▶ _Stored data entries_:
+ + + + +

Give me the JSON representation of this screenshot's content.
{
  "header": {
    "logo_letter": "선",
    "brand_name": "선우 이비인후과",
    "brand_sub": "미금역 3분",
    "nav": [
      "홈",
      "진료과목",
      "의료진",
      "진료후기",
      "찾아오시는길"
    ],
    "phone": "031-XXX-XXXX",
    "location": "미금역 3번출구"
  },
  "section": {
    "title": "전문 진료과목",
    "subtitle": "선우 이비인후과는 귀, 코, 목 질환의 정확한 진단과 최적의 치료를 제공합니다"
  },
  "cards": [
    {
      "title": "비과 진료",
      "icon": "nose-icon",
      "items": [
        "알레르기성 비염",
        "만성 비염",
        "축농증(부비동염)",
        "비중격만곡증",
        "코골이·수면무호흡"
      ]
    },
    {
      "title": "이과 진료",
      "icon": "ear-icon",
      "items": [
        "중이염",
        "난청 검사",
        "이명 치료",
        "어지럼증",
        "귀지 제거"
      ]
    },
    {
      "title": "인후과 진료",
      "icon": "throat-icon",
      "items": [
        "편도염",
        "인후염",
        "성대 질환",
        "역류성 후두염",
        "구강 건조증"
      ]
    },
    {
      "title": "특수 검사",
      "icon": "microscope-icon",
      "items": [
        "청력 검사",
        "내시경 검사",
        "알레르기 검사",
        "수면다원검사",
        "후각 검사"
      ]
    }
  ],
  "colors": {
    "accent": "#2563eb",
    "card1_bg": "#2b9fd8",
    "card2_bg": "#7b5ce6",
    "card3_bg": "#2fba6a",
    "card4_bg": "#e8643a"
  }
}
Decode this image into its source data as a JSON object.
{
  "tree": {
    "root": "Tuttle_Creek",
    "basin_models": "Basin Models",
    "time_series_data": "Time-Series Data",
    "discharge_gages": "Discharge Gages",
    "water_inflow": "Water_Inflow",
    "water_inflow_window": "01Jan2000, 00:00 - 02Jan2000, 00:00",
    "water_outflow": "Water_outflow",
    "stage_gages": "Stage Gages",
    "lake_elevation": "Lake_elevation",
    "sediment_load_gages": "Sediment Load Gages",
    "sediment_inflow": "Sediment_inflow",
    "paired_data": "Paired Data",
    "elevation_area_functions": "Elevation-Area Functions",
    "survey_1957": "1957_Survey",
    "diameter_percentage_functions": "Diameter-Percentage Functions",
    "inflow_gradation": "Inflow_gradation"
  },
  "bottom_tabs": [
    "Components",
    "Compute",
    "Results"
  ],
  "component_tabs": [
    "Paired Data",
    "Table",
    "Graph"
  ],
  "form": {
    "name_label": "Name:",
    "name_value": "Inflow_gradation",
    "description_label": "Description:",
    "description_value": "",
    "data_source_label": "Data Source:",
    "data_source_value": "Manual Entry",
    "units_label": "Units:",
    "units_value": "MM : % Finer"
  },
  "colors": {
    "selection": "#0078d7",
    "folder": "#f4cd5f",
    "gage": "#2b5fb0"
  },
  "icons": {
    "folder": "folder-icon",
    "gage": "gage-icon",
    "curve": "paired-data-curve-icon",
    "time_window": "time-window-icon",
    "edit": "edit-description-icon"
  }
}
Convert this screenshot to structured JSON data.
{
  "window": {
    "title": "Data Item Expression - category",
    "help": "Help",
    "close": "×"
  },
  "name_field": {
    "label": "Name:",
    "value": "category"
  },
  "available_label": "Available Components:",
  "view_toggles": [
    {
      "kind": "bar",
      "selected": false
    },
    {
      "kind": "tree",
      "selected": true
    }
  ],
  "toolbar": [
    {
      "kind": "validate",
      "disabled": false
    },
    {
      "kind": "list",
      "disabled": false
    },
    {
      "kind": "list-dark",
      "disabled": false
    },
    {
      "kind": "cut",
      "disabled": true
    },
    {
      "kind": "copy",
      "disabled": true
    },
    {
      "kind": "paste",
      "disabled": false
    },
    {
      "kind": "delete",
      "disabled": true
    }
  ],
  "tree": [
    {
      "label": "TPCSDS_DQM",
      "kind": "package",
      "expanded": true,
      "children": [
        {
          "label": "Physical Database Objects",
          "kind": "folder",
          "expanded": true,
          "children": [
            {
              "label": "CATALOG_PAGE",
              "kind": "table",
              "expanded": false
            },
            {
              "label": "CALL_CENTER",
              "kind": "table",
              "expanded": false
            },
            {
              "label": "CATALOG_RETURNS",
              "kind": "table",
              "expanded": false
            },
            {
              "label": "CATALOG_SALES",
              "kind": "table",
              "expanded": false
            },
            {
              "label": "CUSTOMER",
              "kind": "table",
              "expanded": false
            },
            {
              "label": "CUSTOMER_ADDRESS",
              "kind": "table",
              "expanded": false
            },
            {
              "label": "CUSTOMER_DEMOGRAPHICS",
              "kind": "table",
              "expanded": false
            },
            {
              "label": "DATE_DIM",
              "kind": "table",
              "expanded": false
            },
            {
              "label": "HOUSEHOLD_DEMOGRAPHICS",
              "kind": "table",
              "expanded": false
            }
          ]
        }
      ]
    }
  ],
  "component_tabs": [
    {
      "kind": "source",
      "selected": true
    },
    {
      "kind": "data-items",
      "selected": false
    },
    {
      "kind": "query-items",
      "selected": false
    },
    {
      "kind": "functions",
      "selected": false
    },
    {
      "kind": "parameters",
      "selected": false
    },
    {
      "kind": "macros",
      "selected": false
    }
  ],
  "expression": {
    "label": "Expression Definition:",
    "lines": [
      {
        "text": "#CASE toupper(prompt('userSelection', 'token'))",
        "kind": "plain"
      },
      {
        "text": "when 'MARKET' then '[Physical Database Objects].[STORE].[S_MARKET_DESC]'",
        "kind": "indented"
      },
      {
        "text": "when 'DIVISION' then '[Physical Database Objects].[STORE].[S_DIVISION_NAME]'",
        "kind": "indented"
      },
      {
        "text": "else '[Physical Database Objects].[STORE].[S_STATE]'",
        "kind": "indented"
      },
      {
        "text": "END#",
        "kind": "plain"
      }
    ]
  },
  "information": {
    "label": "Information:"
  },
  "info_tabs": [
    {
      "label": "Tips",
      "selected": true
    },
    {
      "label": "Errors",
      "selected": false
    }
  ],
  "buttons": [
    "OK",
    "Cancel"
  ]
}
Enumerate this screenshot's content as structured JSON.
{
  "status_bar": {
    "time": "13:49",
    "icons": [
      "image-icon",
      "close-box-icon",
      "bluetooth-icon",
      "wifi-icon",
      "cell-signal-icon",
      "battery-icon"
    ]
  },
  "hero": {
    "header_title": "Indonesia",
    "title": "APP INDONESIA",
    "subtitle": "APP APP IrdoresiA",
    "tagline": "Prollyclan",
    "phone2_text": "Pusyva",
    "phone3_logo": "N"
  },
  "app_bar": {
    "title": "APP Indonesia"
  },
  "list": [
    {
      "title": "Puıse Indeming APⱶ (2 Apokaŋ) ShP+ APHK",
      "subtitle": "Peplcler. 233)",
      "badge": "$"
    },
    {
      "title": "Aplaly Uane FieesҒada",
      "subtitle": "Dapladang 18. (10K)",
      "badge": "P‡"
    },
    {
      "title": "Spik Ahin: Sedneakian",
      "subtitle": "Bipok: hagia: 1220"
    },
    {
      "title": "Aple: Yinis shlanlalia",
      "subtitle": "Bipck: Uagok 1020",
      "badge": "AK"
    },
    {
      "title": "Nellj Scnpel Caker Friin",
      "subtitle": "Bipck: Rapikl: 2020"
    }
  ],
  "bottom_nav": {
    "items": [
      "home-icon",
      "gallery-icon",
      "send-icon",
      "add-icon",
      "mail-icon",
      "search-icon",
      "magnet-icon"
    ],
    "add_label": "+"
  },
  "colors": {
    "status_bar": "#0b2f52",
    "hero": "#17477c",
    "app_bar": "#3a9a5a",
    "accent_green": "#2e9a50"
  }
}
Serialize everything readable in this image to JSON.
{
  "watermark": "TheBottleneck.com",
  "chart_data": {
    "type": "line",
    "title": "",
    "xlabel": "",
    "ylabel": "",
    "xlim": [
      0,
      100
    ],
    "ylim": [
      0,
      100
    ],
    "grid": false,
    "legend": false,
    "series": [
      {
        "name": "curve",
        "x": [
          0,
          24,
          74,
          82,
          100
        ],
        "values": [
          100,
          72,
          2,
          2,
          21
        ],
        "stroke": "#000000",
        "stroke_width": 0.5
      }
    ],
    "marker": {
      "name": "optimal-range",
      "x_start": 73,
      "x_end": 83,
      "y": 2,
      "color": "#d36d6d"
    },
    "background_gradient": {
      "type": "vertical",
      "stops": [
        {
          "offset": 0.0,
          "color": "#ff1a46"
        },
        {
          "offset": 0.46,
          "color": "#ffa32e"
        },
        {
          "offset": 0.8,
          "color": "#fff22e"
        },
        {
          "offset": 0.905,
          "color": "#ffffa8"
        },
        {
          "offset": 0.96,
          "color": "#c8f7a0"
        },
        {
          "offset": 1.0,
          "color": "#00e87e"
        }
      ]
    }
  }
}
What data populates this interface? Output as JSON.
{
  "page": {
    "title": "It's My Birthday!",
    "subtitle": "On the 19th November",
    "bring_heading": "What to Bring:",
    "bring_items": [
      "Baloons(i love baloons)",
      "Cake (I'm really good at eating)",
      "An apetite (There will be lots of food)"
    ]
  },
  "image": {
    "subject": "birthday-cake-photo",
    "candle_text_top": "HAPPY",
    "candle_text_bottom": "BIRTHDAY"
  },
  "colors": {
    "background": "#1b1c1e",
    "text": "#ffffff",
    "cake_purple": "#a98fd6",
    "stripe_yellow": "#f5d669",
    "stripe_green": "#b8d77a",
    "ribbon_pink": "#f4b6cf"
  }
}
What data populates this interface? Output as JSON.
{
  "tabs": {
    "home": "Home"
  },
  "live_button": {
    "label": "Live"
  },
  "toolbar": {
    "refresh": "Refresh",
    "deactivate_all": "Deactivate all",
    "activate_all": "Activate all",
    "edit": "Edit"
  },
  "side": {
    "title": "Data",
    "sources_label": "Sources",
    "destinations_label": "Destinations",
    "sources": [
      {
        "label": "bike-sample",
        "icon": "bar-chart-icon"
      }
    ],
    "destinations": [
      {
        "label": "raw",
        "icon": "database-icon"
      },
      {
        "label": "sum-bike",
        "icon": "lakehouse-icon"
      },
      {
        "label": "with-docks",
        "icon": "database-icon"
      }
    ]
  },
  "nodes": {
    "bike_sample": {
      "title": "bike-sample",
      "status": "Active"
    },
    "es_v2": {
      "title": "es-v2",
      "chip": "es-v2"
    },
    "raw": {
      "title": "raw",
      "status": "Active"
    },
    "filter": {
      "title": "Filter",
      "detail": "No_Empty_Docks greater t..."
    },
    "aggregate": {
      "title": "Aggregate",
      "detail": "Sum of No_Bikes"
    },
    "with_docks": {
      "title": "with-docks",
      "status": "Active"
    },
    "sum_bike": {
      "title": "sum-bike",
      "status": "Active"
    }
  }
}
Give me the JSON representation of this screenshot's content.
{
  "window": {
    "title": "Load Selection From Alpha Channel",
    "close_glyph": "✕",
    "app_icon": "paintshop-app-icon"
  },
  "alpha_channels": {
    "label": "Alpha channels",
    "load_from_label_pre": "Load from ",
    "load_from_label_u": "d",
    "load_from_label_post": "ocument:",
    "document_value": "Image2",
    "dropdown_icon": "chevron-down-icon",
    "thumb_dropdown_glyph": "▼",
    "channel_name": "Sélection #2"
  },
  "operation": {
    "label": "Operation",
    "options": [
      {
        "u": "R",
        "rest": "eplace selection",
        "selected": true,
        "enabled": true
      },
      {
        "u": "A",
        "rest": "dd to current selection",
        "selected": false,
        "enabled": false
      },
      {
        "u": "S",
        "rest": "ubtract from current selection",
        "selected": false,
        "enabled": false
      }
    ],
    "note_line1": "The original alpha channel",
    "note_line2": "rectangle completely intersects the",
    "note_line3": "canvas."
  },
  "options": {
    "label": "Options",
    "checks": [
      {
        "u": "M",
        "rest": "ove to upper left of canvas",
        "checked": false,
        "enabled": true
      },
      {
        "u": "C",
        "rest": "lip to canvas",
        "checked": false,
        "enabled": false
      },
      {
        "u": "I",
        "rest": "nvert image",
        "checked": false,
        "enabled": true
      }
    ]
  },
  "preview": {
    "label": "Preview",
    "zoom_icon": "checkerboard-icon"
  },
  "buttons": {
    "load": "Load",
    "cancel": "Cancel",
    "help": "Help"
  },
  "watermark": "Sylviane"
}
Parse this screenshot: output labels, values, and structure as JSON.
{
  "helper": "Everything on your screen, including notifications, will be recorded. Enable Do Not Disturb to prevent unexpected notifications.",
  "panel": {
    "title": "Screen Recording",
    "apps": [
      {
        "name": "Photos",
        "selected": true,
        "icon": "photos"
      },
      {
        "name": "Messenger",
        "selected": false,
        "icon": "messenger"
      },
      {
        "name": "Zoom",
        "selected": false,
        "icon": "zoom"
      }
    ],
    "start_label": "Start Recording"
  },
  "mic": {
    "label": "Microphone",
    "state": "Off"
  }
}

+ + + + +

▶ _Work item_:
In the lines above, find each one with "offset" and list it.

▶ _Result of the exercise_:
          "offset": 0.0,
          "offset": 0.46,
          "offset": 0.8,
          "offset": 0.905,
          "offset": 0.96,
          "offset": 1.0,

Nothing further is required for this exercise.